WORK TO BE COMPLETED
Go through the listing beneath and show each line containing the string "Ctrl".

GIVEN ENTRIES
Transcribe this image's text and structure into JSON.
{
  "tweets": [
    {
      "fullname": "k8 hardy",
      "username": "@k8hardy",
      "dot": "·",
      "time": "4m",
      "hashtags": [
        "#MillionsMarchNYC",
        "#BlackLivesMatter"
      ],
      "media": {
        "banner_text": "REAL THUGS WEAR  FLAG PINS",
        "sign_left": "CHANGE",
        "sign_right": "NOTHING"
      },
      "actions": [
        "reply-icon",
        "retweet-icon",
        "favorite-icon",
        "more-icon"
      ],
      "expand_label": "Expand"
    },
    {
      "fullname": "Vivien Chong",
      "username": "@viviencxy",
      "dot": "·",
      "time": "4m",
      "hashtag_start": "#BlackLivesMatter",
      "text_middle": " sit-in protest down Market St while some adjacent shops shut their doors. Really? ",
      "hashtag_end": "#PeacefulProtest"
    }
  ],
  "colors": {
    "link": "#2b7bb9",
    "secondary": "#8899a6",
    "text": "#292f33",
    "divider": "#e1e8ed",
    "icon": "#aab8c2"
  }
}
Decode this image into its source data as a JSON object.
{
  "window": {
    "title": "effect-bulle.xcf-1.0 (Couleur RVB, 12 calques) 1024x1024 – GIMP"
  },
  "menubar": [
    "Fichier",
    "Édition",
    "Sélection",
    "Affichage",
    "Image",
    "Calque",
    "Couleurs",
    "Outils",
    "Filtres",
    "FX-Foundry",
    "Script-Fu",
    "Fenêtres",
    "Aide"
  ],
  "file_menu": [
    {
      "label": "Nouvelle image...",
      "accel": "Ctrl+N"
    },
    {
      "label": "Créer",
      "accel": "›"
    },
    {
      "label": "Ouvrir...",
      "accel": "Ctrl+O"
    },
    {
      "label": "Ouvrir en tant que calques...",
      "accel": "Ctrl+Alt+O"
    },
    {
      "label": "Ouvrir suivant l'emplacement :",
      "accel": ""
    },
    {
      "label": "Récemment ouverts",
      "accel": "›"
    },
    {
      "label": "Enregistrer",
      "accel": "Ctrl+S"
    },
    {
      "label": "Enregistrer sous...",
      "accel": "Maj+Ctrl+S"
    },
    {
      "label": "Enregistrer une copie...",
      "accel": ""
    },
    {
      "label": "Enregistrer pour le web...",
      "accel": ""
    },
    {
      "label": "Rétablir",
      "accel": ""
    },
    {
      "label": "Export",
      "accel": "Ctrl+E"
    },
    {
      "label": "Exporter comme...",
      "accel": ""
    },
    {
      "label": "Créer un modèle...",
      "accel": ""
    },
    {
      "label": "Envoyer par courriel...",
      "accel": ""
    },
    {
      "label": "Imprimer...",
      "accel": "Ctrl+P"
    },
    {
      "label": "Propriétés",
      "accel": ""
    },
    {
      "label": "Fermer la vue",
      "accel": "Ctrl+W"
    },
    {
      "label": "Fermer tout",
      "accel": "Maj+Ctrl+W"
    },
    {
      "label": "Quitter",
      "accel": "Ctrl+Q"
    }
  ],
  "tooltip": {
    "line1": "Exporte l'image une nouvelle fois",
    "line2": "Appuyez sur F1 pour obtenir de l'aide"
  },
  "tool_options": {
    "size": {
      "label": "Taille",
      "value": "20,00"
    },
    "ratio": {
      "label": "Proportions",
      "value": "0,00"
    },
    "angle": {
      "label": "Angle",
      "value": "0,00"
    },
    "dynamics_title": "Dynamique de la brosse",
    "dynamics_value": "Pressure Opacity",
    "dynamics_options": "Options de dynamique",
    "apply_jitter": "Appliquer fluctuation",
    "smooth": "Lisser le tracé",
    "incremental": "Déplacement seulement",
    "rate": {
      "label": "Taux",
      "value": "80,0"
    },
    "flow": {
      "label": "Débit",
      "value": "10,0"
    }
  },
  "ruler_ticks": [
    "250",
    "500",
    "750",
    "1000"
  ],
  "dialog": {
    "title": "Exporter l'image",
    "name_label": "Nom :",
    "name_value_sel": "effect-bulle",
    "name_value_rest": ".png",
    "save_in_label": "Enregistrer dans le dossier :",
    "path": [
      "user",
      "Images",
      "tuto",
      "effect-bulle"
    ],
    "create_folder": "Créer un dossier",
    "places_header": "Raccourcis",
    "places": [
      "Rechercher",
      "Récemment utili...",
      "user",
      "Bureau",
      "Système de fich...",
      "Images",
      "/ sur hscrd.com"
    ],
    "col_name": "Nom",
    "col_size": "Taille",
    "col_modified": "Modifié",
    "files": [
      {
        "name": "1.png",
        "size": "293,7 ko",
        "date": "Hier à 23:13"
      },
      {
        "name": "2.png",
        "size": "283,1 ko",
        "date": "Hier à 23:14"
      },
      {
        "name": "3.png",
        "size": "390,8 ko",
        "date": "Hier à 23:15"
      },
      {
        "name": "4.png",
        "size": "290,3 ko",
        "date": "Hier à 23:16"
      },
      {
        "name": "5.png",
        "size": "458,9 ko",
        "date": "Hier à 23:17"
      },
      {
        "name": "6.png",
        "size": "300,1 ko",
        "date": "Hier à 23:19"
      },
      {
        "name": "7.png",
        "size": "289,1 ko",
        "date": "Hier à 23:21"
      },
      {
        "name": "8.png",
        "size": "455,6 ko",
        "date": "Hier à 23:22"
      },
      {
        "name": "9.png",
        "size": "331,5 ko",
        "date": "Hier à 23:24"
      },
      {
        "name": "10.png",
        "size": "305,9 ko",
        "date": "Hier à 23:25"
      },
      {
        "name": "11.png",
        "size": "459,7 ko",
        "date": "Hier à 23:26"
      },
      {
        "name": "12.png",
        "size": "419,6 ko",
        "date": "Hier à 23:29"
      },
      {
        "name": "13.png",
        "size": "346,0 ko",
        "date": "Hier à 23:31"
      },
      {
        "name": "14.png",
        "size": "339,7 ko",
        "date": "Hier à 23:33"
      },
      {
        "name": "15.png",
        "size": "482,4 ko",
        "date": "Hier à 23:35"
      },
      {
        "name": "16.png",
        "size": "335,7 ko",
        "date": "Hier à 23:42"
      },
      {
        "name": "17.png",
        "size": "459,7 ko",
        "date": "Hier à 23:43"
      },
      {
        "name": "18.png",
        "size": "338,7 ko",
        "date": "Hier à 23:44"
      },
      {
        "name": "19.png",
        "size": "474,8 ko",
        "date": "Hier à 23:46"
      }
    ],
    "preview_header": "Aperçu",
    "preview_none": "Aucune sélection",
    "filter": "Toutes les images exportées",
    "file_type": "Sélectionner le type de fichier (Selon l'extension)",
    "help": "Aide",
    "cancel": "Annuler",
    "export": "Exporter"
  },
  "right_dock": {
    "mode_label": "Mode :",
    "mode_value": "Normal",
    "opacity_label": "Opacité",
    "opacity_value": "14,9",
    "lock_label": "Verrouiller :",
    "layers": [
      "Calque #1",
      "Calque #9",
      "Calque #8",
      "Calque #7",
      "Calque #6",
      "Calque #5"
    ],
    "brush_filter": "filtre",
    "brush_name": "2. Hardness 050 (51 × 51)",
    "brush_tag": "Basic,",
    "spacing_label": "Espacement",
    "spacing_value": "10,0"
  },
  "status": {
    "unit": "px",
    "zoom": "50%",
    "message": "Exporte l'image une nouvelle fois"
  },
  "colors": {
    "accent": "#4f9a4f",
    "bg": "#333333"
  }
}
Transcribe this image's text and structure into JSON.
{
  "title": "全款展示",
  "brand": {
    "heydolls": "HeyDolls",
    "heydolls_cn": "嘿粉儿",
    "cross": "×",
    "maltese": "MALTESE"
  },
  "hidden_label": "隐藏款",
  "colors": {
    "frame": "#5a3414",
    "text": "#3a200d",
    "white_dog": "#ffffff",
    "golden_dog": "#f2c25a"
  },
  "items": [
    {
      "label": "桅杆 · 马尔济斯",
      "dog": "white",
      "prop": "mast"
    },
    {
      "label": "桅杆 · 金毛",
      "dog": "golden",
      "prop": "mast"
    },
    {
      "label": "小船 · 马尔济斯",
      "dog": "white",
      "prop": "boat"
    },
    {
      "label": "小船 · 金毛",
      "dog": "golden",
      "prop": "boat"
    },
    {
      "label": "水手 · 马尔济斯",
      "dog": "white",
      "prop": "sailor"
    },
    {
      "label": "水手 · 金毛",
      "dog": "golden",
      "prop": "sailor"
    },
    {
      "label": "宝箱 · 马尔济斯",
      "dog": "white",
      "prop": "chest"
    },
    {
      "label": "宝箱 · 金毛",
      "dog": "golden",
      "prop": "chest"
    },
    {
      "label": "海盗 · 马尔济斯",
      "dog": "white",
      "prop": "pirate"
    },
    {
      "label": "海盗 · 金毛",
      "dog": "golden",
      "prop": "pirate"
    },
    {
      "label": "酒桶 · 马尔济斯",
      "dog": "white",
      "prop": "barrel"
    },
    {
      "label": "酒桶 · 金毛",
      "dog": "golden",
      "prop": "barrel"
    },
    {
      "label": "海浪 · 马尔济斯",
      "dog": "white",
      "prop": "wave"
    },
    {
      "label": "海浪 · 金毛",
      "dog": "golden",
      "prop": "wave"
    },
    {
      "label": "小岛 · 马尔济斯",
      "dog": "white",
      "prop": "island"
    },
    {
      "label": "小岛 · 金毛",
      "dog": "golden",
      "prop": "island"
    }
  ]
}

FINISHED TASK
      "accel": "Ctrl+N"
      "accel": "Ctrl+O"
      "accel": "Ctrl+Alt+O"
      "accel": "Ctrl+S"
      "accel": "Maj+Ctrl+S"
      "accel": "Ctrl+E"
      "accel": "Ctrl+P"
      "accel": "Ctrl+W"
      "accel": "Maj+Ctrl+W"
      "accel": "Ctrl+Q"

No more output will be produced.